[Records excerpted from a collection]
Segment Open

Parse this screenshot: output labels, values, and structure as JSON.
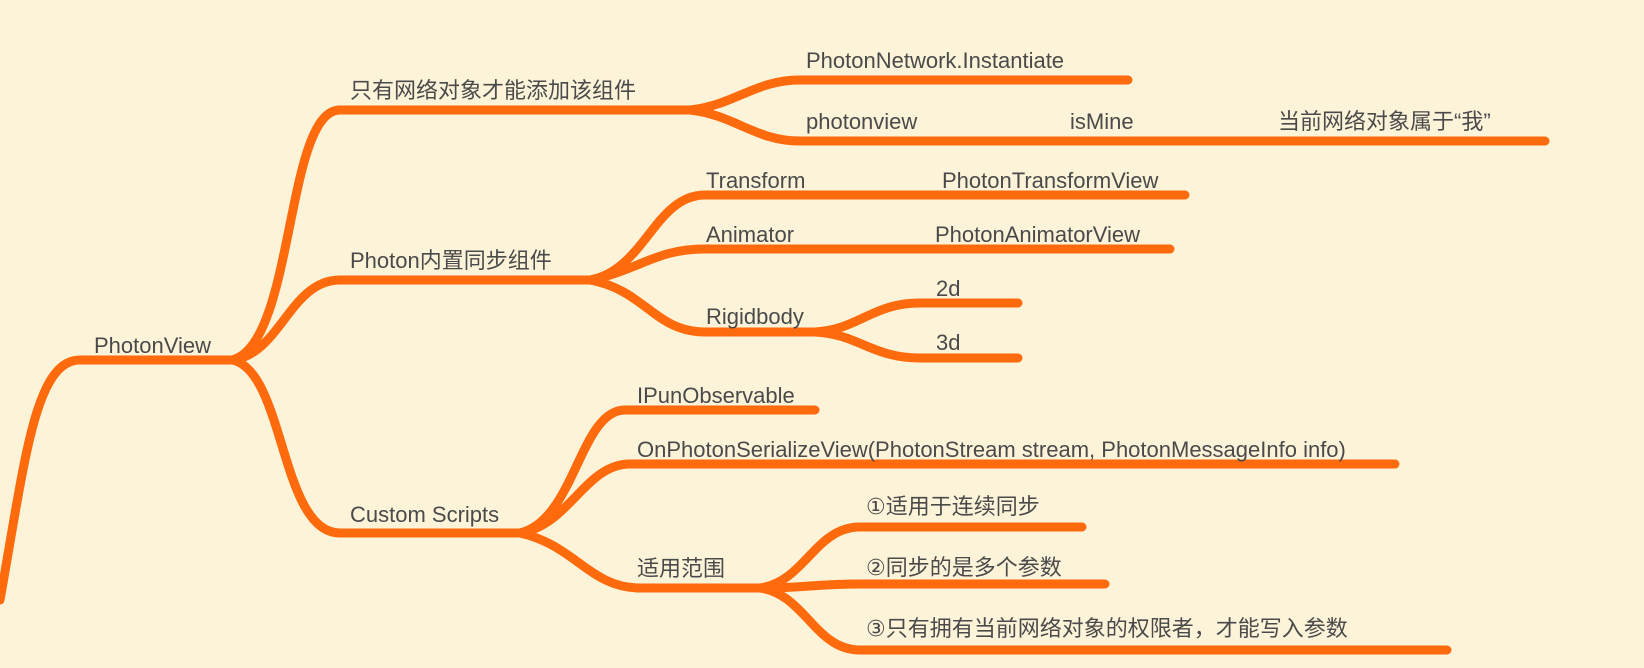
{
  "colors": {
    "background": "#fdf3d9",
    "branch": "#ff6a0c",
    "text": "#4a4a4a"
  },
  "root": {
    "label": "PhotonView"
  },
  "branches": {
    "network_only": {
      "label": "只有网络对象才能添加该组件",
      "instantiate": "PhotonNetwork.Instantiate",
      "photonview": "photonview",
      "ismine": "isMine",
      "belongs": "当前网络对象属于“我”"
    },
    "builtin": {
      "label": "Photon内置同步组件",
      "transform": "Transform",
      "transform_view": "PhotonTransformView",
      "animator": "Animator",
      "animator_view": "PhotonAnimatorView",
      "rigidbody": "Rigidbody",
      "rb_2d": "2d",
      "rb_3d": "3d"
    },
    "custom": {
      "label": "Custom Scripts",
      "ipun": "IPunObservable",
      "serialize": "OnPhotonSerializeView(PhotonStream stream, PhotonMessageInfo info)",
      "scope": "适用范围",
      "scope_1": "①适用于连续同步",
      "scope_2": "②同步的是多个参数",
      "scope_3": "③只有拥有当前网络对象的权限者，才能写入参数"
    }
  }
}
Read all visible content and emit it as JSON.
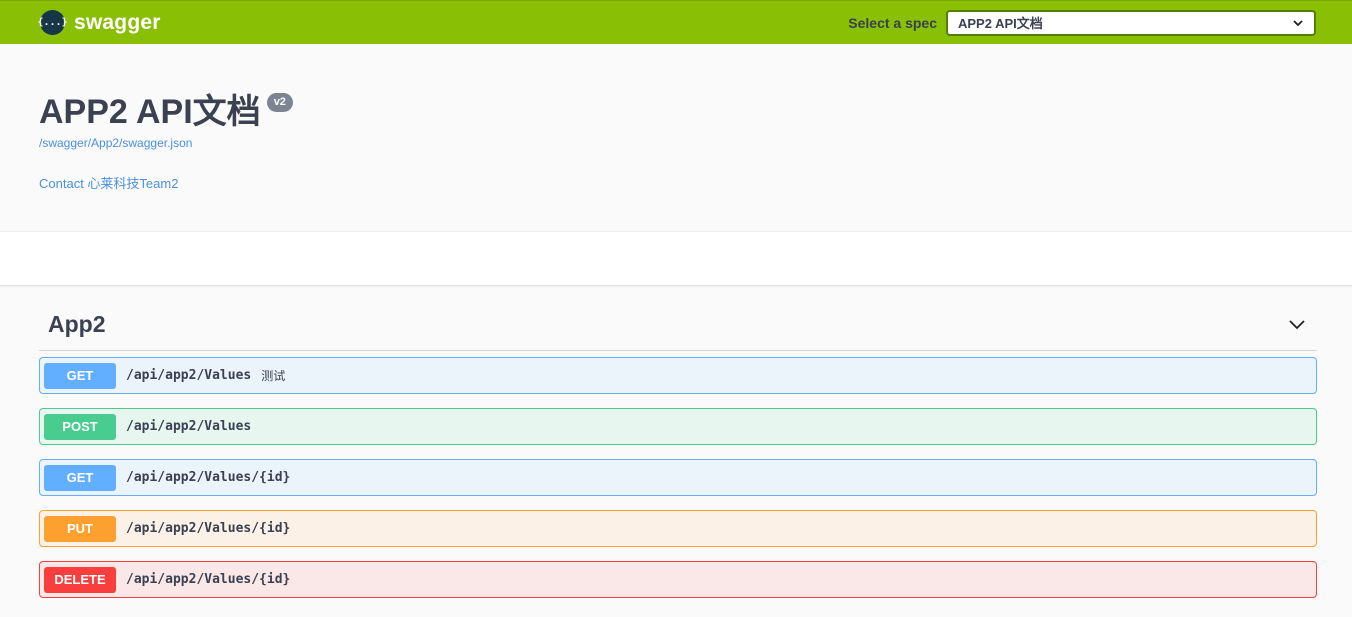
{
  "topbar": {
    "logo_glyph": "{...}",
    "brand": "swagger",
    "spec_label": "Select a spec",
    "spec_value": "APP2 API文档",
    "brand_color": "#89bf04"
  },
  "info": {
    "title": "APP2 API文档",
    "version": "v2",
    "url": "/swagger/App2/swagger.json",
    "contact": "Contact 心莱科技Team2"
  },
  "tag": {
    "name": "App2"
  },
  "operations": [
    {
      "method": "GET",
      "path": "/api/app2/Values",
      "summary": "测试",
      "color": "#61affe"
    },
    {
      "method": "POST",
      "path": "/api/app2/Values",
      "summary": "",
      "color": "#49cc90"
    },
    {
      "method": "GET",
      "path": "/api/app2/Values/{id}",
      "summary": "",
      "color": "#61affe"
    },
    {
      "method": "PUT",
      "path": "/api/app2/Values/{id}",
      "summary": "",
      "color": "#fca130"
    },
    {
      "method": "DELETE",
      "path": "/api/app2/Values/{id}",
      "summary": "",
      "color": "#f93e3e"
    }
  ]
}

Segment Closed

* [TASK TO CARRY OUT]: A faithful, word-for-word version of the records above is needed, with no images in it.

* [OUTPUT OF THE TASK]:
Parse this screenshot: output labels, values, and structure as JSON.
{
  "colors": {
    "background": "#fdf3d9",
    "branch": "#ff6a0c",
    "text": "#4a4a4a"
  },
  "root": {
    "label": "PhotonView"
  },
  "branches": {
    "network_only": {
      "label": "只有网络对象才能添加该组件",
      "instantiate": "PhotonNetwork.Instantiate",
      "photonview": "photonview",
      "ismine": "isMine",
      "belongs": "当前网络对象属于“我”"
    },
    "builtin": {
      "label": "Photon内置同步组件",
      "transform": "Transform",
      "transform_view": "PhotonTransformView",
      "animator": "Animator",
      "animator_view": "PhotonAnimatorView",
      "rigidbody": "Rigidbody",
      "rb_2d": "2d",
      "rb_3d": "3d"
    },
    "custom": {
      "label": "Custom Scripts",
      "ipun": "IPunObservable",
      "serialize": "OnPhotonSerializeView(PhotonStream stream, PhotonMessageInfo info)",
      "scope": "适用范围",
      "scope_1": "①适用于连续同步",
      "scope_2": "②同步的是多个参数",
      "scope_3": "③只有拥有当前网络对象的权限者，才能写入参数"
    }
  }
}
Read all visible content and emit it as JSON.
{
  "topbar": {
    "logo_glyph": "{...}",
    "brand": "swagger",
    "spec_label": "Select a spec",
    "spec_value": "APP2 API文档",
    "brand_color": "#89bf04"
  },
  "info": {
    "title": "APP2 API文档",
    "version": "v2",
    "url": "/swagger/App2/swagger.json",
    "contact": "Contact 心莱科技Team2"
  },
  "tag": {
    "name": "App2"
  },
  "operations": [
    {
      "method": "GET",
      "path": "/api/app2/Values",
      "summary": "测试",
      "color": "#61affe"
    },
    {
      "method": "POST",
      "path": "/api/app2/Values",
      "summary": "",
      "color": "#49cc90"
    },
    {
      "method": "GET",
      "path": "/api/app2/Values/{id}",
      "summary": "",
      "color": "#61affe"
    },
    {
      "method": "PUT",
      "path": "/api/app2/Values/{id}",
      "summary": "",
      "color": "#fca130"
    },
    {
      "method": "DELETE",
      "path": "/api/app2/Values/{id}",
      "summary": "",
      "color": "#f93e3e"
    }
  ]
}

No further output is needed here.